Viatical Settlement

A viatical settlement and a life settlement are two slightly different things. It is important to know the difference, especially if you are considering selling your policy for cash.

In many cases, a life settlement takes place when you no longer wish to have coverage and would rather use the cash toward the life you are currently—and healthily—living.

In either case, the point of a viatical settlement and a life settlement is to sell your life insurance policy. Both grant you the opportunity to transform your policy into an untapped source of cash, exchanging your financial obligations for a free-flowing quality of life.

It’s as easy as contacting a settlement broker and you’ve instantaneously opened up a source of capital that was not previously at your disposal.

The Need to Sell Your Life Insurance Policy

Before we address how a viatical settlement differs from a life settlement, let’s discuss why you might want or need to sell your life insurance policy in the first place.

You can sell your life insurance policy at any age. Commonly, sellers are retired or over the age of 65, but if you have a high premium and a low life expectancy, your policy is worth a significant amount of money.

Selling your life insurance policy could mean gaining financial stability. You can cash in on its value (which is calculated by your broker and buyers) and then use that capital for anything you might need: medical bills, financial obligations, or mounting healthcare costs.

How a Viatical Settlement Differs from a Life Settlement
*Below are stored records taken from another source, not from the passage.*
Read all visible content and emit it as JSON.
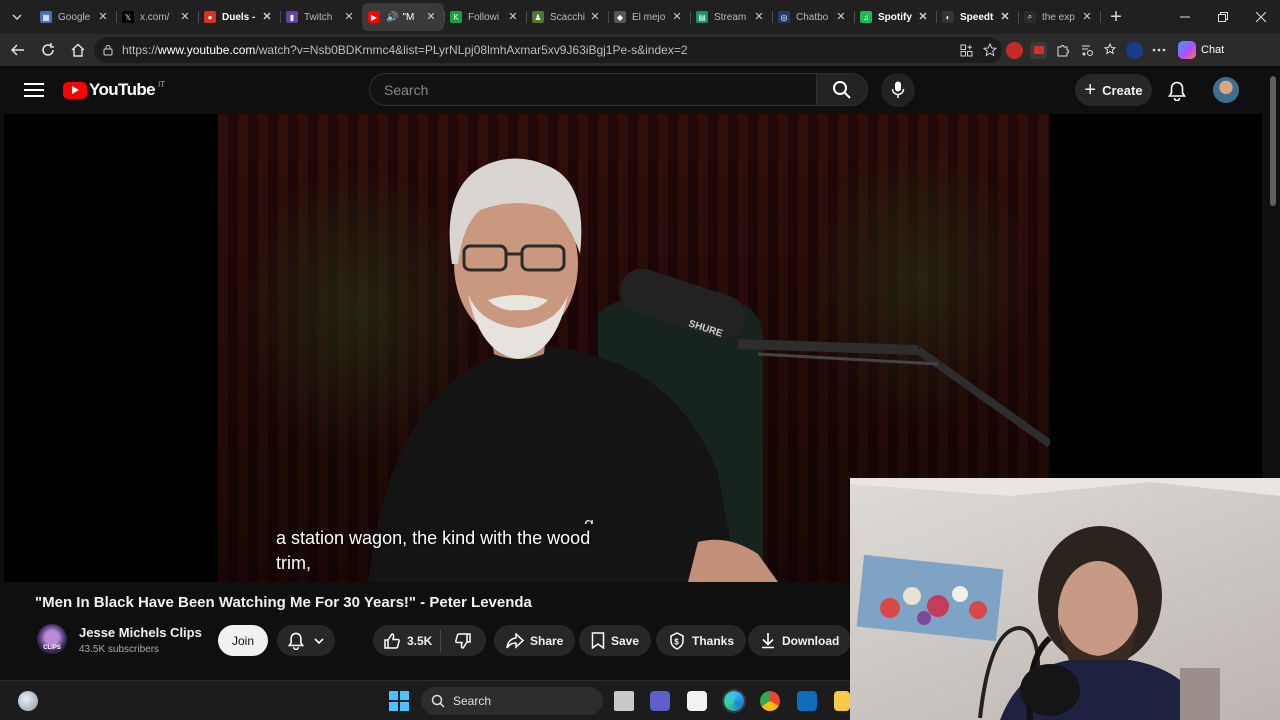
{
  "browser": {
    "tabs": [
      {
        "label": "Google",
        "fav_color": "#4a6fb5",
        "fav_glyph": "▦"
      },
      {
        "label": "x.com/",
        "fav_color": "#000000",
        "fav_glyph": "𝕏"
      },
      {
        "label": "Duels -",
        "fav_color": "#d93025",
        "fav_glyph": "●",
        "bold": true
      },
      {
        "label": "Twitch",
        "fav_color": "#6441a5",
        "fav_glyph": "▮"
      },
      {
        "label": "\"M",
        "fav_color": "#ff0000",
        "fav_glyph": "▶",
        "active": true,
        "audio": "🔊"
      },
      {
        "label": "Followi",
        "fav_color": "#1a9e3f",
        "fav_glyph": "K"
      },
      {
        "label": "Scacchi",
        "fav_color": "#4a7a2a",
        "fav_glyph": "♟"
      },
      {
        "label": "El mejo",
        "fav_color": "#555555",
        "fav_glyph": "◆"
      },
      {
        "label": "Stream",
        "fav_color": "#1f8f6a",
        "fav_glyph": "▤"
      },
      {
        "label": "Chatbo",
        "fav_color": "#2a3a6a",
        "fav_glyph": "◎"
      },
      {
        "label": "Spotify",
        "fav_color": "#1db954",
        "fav_glyph": "♫",
        "bold": true
      },
      {
        "label": "Speedt",
        "fav_color": "#333333",
        "fav_glyph": "◐",
        "bold": true
      },
      {
        "label": "the exp",
        "fav_color": "#2b2b2b",
        "fav_glyph": "⌕"
      }
    ],
    "new_tab_glyph": "+",
    "url_prefix": "https://",
    "url_host": "www.youtube.com",
    "url_path": "/watch?v=Nsb0BDKmmc4&list=PLyrNLpj08lmhAxmar5xv9J63iBgj1Pe-s&index=2",
    "chat_label": "Chat"
  },
  "youtube": {
    "logo_word": "YouTube",
    "country_code": "IT",
    "search_placeholder": "Search",
    "create_label": "Create",
    "video": {
      "subtitle_line1": "a station wagon, the kind with the wood",
      "subtitle_line2": "trim,",
      "subtitle_ghost": "g ,"
    },
    "title": "\"Men In Black Have Been Watching Me For 30 Years!\" - Peter Levenda",
    "channel": {
      "name": "Jesse Michels Clips",
      "subscribers": "43.5K subscribers",
      "avatar_text": "CLIPS"
    },
    "join_label": "Join",
    "like_count": "3.5K",
    "share_label": "Share",
    "save_label": "Save",
    "thanks_label": "Thanks",
    "download_label": "Download"
  },
  "taskbar": {
    "search_label": "Search"
  },
  "colors": {
    "yt_red": "#ff0000",
    "bg": "#0f0f0f",
    "pill_bg": "#272727",
    "win_blue": "#4cc2ff"
  }
}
As mentioned above, both viatical settlements and life settlements involve the sale of your life insurance policy for cash. Both processes will also result in you receiving less than the death benefit of the policy, but more than the surrender value.

There is just one key difference between these two settlement types:
A life settlement is undertaken by an individual in relatively good health, while a viatical settlement is undertaken by someone with a terminal illness.

How Does at Viatical Settlement Work?

Now that we’ve established the difference between a life settlement and a viatical settlement, it is important that we outline how viatical transactions work. In a nutshell, it involves three parties:

  • You (the policy owner and seller)
  • A life settlement broker (
  • A viatical settlement provider (the buyer)

Suppose you have been diagnosed with a terminal illness, and given two years to live. You have everything lined up for your children and grandchildren so they will be financially protected. However, you need cash to last for the rest of your days.

You would work with a trusted life settlement broker to receive multiple offers from settlement providers. Then you would choose the offer that you like the most (whether due to the amount offered, or other elements unique to that provider’s offer), and sell your life insurance policy to them.

The provider will pay a lump sum for your policy. This money is now yours to do with as you wish. The provider then begins making payments on the life insurance policy they purchased from you, and when you pass on, they will receive the death benefit of it.

As long as you are working with a professional life settlement broker, you will not need to worry or be concerned with all of the details and differences between a life settlement and viatical settlement. They will handle all of this for you and ensure that you receive the maximum value for your policy while complying with all applicable state rules and regulations.

An Important Caveat

As you can see, a viatical settlement offers hope and help for those with chronic and terminal illnesses. However, it is vital that you work with the right life settlement provider. Seek to work with a trustworthy company, dedicated to transparency and securing the best deal for you and your loved ones.

Contact us at to learn why we should be your first choice. We will always put your needs first and we’ll guide you on the right path to selling your life insurance and maximizing the value of your policy.